I am literally what one would call the "Struggling Starving Artist". We basically live from paycheck to paycheck, which doesn't leave me a whole lot to buy art supplies or to enter many exhibitions or contests. Why?  I quit my part-time job a little over 2 years ago, to help care for my dad, who was dying from cancer. I decided, after he passed away,  I really wanted to try to make a go with my art full-time,  plus the kids, and health reasons were really preventing me from wanting to go back to elderly care/housekeeping profession. I am happy with my decision, as I get to be a stay-at-home mom, plus I get to work on my artwork, when I want to. 

So my journey began. It started off pretty good, as my friend, Jillian Crider,  introduced me to ACEOs (Art Cards, Editions and Originals). I sold quite a few on ebay, but then the economy started to tank and I started having a hard time selling anything on ebay or etsy.  The economy has improved some,  but I am still struggling to sell any works. So I am thinking 1) I need to improve more on my marketing skills 2)I need to improve my skills as an artist and 3) I need to discover that unique niche that most well known artists have, that could launch my art career. My passion is my art, and my expertise is color pencil. It's finding that special niche and concentrating on sticking with and creating 1 to 3 genres and targeting specific audiences.
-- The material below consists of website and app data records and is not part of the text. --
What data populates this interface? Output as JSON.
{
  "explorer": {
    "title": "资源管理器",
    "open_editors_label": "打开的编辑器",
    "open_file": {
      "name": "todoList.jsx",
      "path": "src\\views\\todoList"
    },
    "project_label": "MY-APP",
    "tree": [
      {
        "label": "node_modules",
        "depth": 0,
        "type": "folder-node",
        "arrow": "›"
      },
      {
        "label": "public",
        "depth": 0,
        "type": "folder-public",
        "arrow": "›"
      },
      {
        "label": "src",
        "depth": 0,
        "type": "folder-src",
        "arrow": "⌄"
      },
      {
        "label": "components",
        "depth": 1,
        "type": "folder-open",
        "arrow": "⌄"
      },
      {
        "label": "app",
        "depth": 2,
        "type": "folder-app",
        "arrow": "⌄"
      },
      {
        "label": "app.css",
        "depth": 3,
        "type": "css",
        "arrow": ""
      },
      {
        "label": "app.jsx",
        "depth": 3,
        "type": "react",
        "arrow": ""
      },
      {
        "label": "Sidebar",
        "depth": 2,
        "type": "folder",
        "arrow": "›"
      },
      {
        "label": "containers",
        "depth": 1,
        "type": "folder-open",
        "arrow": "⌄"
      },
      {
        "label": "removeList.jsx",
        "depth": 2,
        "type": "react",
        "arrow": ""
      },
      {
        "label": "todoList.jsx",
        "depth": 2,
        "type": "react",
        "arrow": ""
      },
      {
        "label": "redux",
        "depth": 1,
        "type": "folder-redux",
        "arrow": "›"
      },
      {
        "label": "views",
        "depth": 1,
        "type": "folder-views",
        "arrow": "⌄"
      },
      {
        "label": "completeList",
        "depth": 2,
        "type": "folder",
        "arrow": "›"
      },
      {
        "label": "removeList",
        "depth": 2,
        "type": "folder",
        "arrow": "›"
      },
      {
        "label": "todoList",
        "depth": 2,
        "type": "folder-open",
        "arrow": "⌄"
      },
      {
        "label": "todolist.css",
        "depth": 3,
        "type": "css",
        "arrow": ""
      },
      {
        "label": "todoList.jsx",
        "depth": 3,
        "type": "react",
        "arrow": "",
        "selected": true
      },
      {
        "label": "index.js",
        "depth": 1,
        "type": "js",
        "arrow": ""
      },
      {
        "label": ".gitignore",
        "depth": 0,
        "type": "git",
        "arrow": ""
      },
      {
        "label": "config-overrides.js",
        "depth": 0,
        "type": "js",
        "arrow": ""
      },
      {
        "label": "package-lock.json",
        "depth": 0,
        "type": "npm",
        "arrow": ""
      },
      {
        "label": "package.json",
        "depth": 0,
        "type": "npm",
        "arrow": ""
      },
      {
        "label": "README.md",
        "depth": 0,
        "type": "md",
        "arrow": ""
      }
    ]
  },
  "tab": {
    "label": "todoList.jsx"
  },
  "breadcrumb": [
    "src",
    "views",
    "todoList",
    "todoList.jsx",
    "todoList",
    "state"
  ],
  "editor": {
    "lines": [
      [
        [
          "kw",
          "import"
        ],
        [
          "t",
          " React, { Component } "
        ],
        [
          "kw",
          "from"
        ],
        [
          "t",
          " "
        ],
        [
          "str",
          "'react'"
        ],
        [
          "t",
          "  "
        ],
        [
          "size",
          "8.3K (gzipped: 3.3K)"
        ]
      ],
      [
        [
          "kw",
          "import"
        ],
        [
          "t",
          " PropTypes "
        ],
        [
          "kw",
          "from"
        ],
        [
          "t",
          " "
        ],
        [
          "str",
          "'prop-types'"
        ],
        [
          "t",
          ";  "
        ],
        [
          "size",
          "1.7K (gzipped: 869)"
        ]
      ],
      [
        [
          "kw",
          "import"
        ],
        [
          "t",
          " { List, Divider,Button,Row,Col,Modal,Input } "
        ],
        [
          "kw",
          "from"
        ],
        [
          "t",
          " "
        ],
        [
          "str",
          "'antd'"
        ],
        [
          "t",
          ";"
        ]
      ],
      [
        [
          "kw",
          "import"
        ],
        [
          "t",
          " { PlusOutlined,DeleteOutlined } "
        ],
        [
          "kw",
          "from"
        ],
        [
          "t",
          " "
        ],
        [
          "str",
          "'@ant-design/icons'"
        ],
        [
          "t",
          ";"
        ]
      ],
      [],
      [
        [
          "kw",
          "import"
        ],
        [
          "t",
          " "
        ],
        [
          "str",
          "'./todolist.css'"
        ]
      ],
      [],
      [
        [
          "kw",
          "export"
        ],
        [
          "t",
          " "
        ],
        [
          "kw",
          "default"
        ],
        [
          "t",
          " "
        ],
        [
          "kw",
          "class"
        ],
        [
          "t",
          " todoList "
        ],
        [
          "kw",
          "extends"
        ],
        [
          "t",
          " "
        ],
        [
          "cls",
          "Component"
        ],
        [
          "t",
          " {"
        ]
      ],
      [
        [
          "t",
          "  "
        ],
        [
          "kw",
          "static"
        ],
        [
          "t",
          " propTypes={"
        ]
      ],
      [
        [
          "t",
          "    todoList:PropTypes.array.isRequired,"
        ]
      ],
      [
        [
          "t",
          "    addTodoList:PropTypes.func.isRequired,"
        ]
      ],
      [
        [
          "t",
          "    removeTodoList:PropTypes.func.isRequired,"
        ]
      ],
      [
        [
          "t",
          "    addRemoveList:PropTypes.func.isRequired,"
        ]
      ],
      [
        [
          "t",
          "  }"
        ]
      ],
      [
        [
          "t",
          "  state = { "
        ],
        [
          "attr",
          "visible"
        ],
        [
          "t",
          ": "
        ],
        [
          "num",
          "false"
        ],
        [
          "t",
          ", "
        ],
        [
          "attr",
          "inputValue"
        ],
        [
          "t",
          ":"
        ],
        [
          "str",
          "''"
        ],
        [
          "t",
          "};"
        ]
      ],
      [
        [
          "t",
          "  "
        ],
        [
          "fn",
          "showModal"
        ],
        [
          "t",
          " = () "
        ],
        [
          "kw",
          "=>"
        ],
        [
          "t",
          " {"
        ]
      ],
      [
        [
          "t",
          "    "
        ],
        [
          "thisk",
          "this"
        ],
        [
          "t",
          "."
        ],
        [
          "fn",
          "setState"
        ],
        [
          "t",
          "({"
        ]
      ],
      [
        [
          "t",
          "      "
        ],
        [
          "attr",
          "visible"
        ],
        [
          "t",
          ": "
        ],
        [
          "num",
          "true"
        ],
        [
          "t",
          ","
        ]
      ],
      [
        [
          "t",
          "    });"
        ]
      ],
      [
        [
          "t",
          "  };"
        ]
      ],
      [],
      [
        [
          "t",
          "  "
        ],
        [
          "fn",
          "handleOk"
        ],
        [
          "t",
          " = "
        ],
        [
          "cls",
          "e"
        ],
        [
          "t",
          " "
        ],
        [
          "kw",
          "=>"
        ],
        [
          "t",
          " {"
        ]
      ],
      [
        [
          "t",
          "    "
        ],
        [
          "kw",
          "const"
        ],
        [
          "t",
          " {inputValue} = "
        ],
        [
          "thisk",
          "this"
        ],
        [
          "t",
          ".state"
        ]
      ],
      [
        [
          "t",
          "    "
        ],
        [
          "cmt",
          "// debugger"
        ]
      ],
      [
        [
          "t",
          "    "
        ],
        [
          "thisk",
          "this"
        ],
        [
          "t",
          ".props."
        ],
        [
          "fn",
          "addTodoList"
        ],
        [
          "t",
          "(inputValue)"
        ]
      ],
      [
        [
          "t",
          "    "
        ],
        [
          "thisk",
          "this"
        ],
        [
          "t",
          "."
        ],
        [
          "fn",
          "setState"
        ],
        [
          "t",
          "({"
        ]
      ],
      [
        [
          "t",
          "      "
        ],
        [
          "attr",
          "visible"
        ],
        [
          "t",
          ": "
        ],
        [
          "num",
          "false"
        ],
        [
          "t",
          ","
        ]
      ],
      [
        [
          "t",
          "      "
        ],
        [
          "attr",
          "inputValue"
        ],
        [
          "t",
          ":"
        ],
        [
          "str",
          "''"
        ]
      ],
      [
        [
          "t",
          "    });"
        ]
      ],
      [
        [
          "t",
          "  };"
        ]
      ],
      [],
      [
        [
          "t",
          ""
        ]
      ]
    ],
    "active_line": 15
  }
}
So my journey continues....

I just created a poll at my Deviant Art Page "What do you want to see me draw/paint more of?" If you are on DA please stop on by and vote 


 I created this piece just before my dad passed away in December 2007. When I created Faith, I poured my heart and soul into it, literally cried tears while working on it. It never won any competitions, but this piece reminds me to never give up, to always have faith and hope.